■ Task statement: Would you show every line from the records that holds "likes"?

■ Information provided:
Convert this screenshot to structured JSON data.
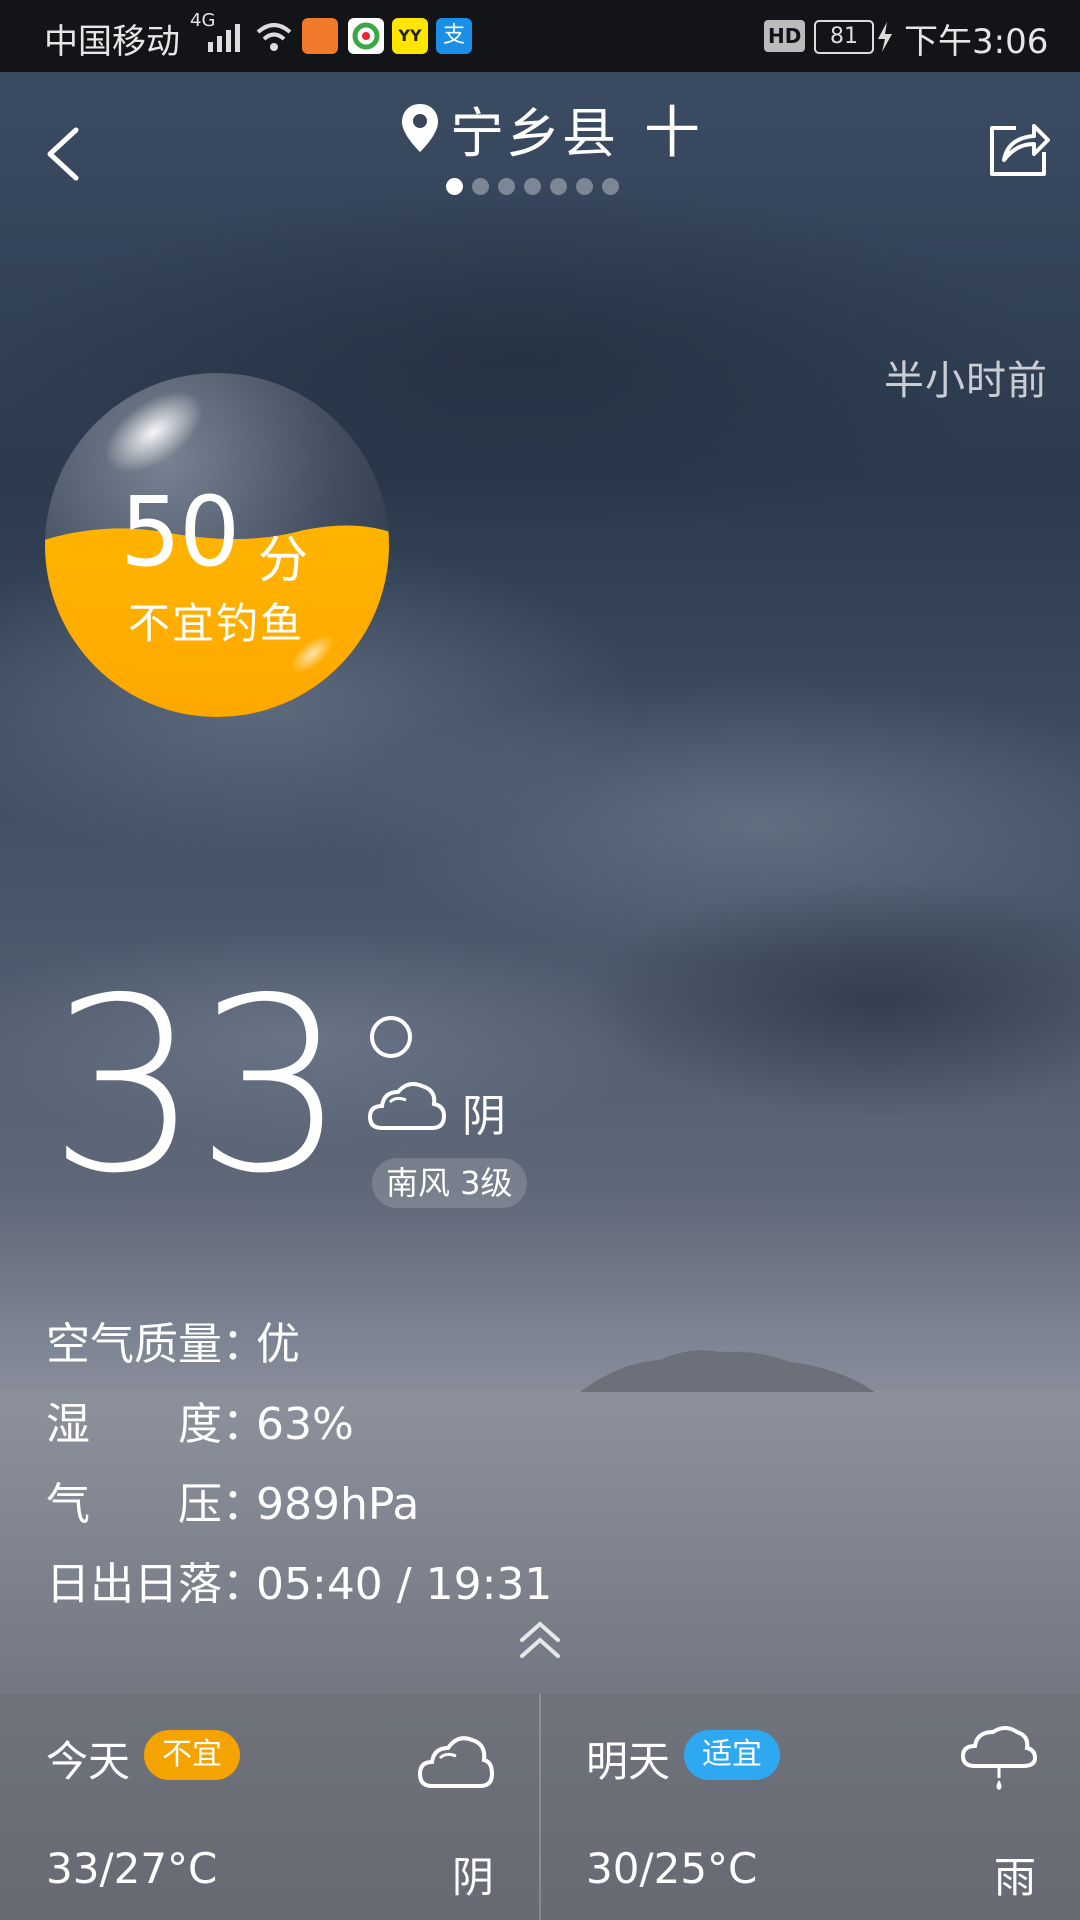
{
  "status_bar": {
    "carrier": "中国移动",
    "network": "4G",
    "battery": "81",
    "time": "下午3:06",
    "hd": "HD",
    "app_icons": [
      "uc-browser-icon",
      "photo-app-icon",
      "yy-icon",
      "alipay-icon"
    ]
  },
  "header": {
    "city": "宁乡县",
    "add_symbol": "十",
    "page_count": 7,
    "active_page": 0
  },
  "updated": "半小时前",
  "score": {
    "value": "50",
    "unit": "分",
    "desc": "不宜钓鱼",
    "level": 0.5,
    "color": "#FFAA00"
  },
  "current": {
    "temp": "33",
    "condition": "阴",
    "wind": "南风 3级"
  },
  "details": [
    {
      "label": "空气质量：",
      "value": "优"
    },
    {
      "label": "湿　　度：",
      "value": "63%"
    },
    {
      "label": "气　　压：",
      "value": "989hPa"
    },
    {
      "label": "日出日落：",
      "value": "05:40 / 19:31"
    }
  ],
  "forecast": [
    {
      "day": "今天",
      "badge": "不宜",
      "badge_color": "#F5A300",
      "temp": "33/27°C",
      "condition": "阴",
      "icon": "cloudy-icon"
    },
    {
      "day": "明天",
      "badge": "适宜",
      "badge_color": "#2EA8F0",
      "temp": "30/25°C",
      "condition": "雨",
      "icon": "rain-icon"
    }
  ]
}
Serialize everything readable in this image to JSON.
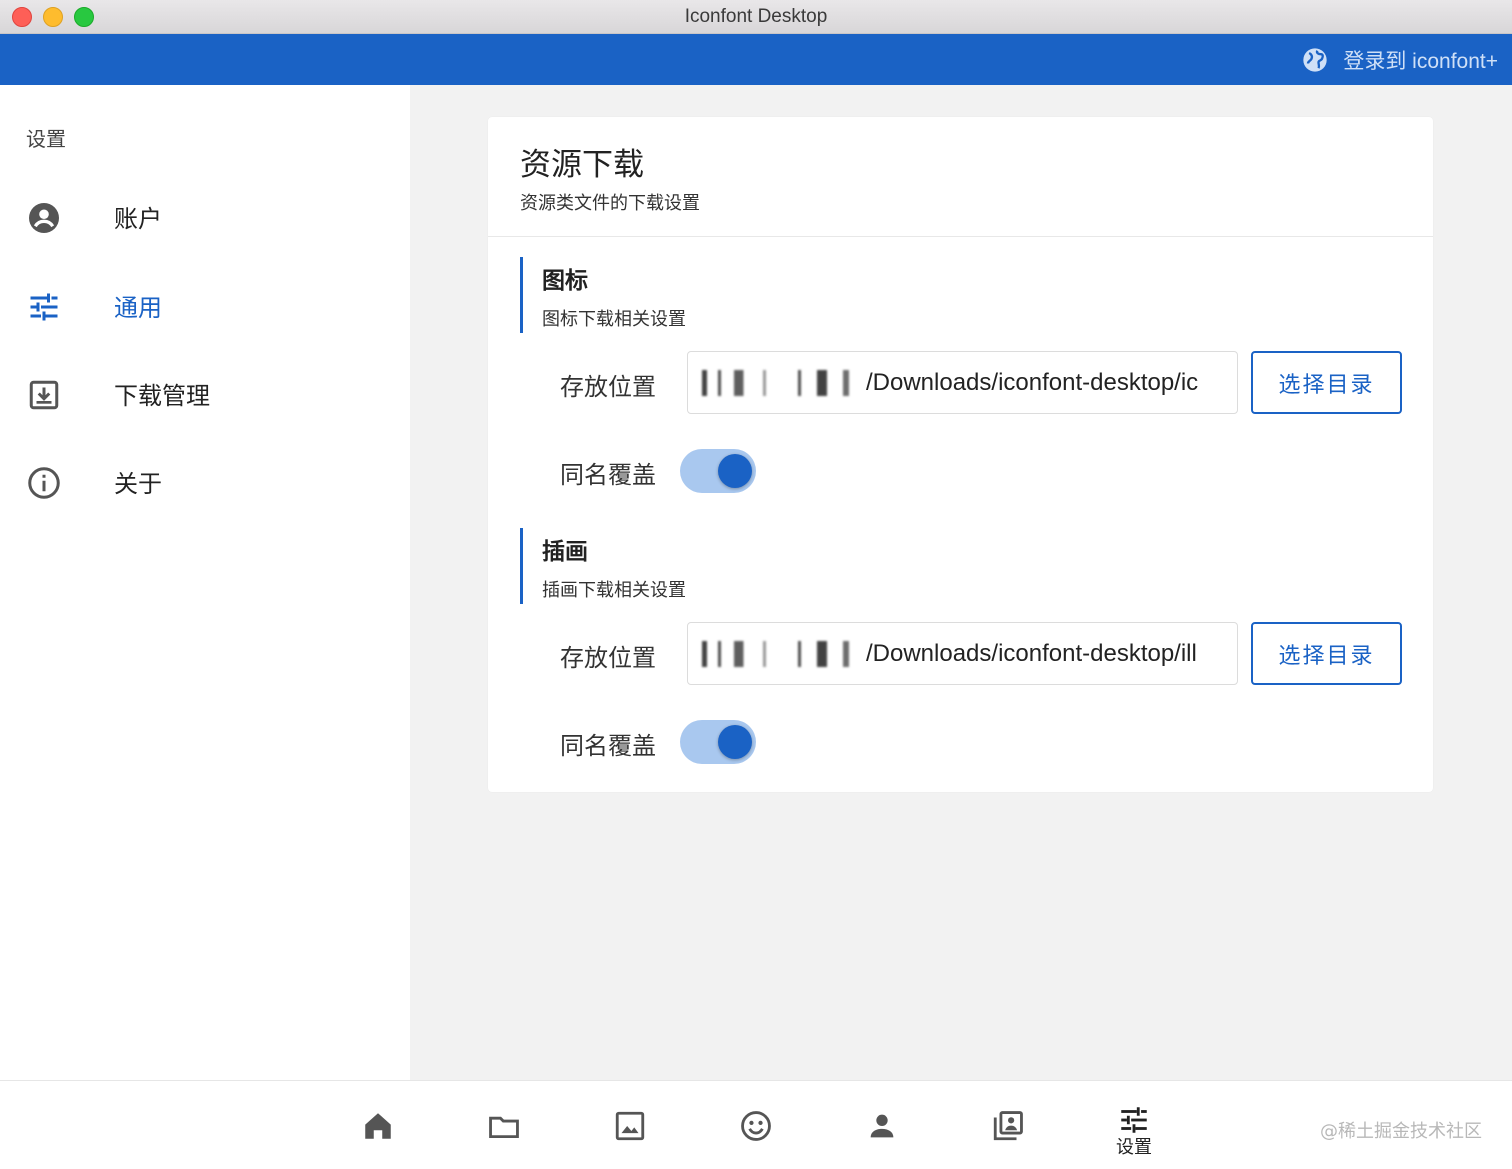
{
  "window": {
    "title": "Iconfont Desktop"
  },
  "appbar": {
    "login_label": "登录到 iconfont+",
    "login_icon": "globe-icon"
  },
  "sidebar": {
    "title": "设置",
    "items": [
      {
        "label": "账户",
        "icon": "account-circle-icon",
        "active": false
      },
      {
        "label": "通用",
        "icon": "tune-sliders-icon",
        "active": true
      },
      {
        "label": "下载管理",
        "icon": "download-box-icon",
        "active": false
      },
      {
        "label": "关于",
        "icon": "info-circle-icon",
        "active": false
      }
    ]
  },
  "main": {
    "title": "资源下载",
    "subtitle": "资源类文件的下载设置",
    "sections": [
      {
        "title": "图标",
        "subtitle": "图标下载相关设置",
        "path_label": "存放位置",
        "path_value": "/Downloads/iconfont-desktop/ic",
        "pick_label": "选择目录",
        "overwrite_label": "同名覆盖",
        "overwrite_on": true
      },
      {
        "title": "插画",
        "subtitle": "插画下载相关设置",
        "path_label": "存放位置",
        "path_value": "/Downloads/iconfont-desktop/ill",
        "pick_label": "选择目录",
        "overwrite_label": "同名覆盖",
        "overwrite_on": true
      }
    ]
  },
  "bottom_tabs": [
    {
      "icon": "home-icon",
      "label": ""
    },
    {
      "icon": "folder-icon",
      "label": ""
    },
    {
      "icon": "image-icon",
      "label": ""
    },
    {
      "icon": "smiley-icon",
      "label": ""
    },
    {
      "icon": "person-icon",
      "label": ""
    },
    {
      "icon": "photo-library-icon",
      "label": ""
    },
    {
      "icon": "tune-sliders-icon",
      "label": "设置",
      "active": true
    }
  ],
  "watermark": "@稀土掘金技术社区",
  "colors": {
    "accent": "#1a62c5",
    "toggle_track": "#a9c8ef",
    "background": "#f2f2f2"
  }
}
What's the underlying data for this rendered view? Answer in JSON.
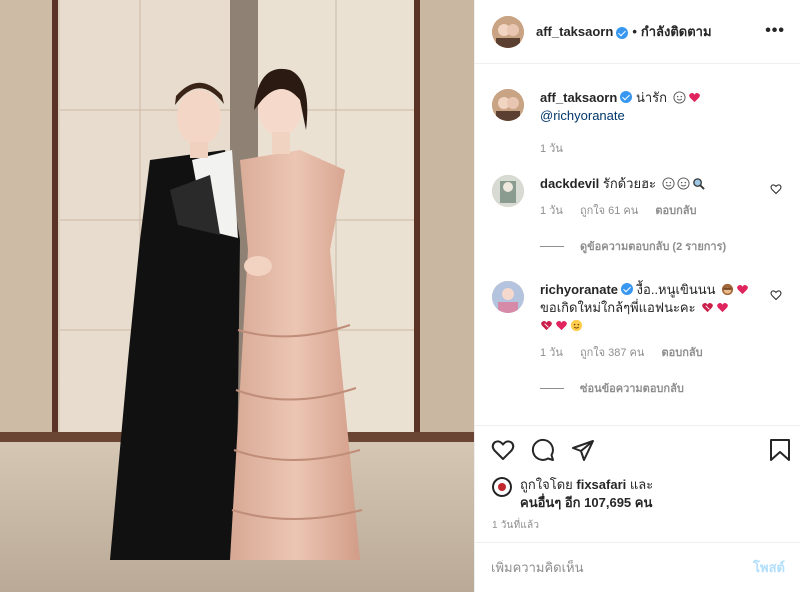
{
  "post": {
    "author": "aff_taksaorn",
    "header_separator": "•",
    "follow_status": "กำลังติดตาม",
    "more_icon": "more-horizontal-icon"
  },
  "caption": {
    "username": "aff_taksaorn",
    "text": "น่ารัก",
    "emojis": [
      "smiling-face-emoji",
      "red-heart-emoji"
    ],
    "mention": "@richyoranate",
    "time": "1 วัน"
  },
  "comments": [
    {
      "username": "dackdevil",
      "text": "รักด้วยฮะ",
      "emojis": [
        "smiling-face-emoji",
        "smiling-face-emoji",
        "magnifier-emoji"
      ],
      "time": "1 วัน",
      "likes": "ถูกใจ 61 คน",
      "reply": "ตอบกลับ",
      "thread": "ดูข้อความตอบกลับ (2 รายการ)"
    },
    {
      "username": "richyoranate",
      "text": "งื้อ..หนูเขินนน",
      "text_line2": "ขอเกิดใหม่ใกล้ๆพี่แอฟนะคะ",
      "emojis": [
        "see-no-evil-monkey-emoji",
        "red-heart-emoji",
        "heart-emoji",
        "red-heart-emoji",
        "heart-emoji",
        "red-heart-emoji",
        "smiling-face-emoji"
      ],
      "time": "1 วัน",
      "likes": "ถูกใจ 387 คน",
      "reply": "ตอบกลับ",
      "thread": "ซ่อนข้อความตอบกลับ"
    }
  ],
  "actions": {
    "like_icon": "heart-icon",
    "comment_icon": "comment-icon",
    "share_icon": "share-icon",
    "save_icon": "bookmark-icon"
  },
  "likes": {
    "prefix": "ถูกใจโดย",
    "user": "fixsafari",
    "and": "และ",
    "others": "คนอื่นๆ อีก 107,695 คน"
  },
  "time_ago": "1 วันที่แล้ว",
  "add_comment": {
    "placeholder": "เพิ่มความคิดเห็น",
    "post_label": "โพสต์"
  },
  "colors": {
    "verified": "#3897f0",
    "link": "#00376b",
    "muted": "#8e8e8e",
    "post_disabled": "#b2dffc",
    "heart": "#ed4956"
  }
}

■ Output of the task:
      "likes": "ถูกใจ 61 คน",
      "likes": "ถูกใจ 387 คน",
  "likes": {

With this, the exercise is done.